• AIM OF THE EXERCISE: Look through the listing below for the string "label". Show each line where it occurs.
◆ ◆ ◆
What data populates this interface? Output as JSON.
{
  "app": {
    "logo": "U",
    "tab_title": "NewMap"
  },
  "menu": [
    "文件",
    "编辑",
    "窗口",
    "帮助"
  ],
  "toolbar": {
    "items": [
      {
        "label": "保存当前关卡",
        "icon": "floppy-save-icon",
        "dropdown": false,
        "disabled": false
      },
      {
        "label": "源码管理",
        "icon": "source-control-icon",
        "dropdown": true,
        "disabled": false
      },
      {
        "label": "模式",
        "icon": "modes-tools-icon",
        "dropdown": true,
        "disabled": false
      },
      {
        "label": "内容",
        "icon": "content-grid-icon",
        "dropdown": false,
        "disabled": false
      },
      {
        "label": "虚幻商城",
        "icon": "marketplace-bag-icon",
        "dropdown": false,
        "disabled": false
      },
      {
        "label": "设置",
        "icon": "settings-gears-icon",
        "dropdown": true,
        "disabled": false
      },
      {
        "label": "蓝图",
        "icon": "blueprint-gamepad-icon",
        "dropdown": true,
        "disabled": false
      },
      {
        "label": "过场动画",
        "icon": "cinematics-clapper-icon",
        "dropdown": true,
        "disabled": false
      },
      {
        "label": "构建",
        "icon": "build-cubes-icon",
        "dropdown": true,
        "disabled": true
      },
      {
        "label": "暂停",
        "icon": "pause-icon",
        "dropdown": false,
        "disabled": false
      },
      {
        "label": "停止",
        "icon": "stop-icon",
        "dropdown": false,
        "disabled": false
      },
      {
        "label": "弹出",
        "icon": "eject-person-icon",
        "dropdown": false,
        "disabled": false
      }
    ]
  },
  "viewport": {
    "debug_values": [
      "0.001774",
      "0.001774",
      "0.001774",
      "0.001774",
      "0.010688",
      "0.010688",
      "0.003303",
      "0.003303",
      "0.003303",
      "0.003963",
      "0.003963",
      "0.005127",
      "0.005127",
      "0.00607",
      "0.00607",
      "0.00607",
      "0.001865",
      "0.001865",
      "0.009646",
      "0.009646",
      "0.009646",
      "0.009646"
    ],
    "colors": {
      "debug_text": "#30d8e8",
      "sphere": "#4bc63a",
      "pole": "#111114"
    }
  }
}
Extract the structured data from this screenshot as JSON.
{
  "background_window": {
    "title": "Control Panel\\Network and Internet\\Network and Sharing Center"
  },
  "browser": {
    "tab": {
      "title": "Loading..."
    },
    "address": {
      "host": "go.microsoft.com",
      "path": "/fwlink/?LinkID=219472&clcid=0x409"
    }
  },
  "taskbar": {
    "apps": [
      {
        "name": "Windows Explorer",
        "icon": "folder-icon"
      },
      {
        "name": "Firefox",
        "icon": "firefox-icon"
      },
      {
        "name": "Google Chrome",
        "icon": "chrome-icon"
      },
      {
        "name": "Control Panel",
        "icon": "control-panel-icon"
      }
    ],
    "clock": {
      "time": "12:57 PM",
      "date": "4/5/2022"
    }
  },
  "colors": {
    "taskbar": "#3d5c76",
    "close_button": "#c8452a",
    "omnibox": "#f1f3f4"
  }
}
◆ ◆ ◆
• OUTPUT:
        "label": "保存当前关卡",
        "label": "源码管理",
        "label": "模式",
        "label": "内容",
        "label": "虚幻商城",
        "label": "设置",
        "label": "蓝图",
        "label": "过场动画",
        "label": "构建",
        "label": "暂停",
        "label": "停止",
        "label": "弹出",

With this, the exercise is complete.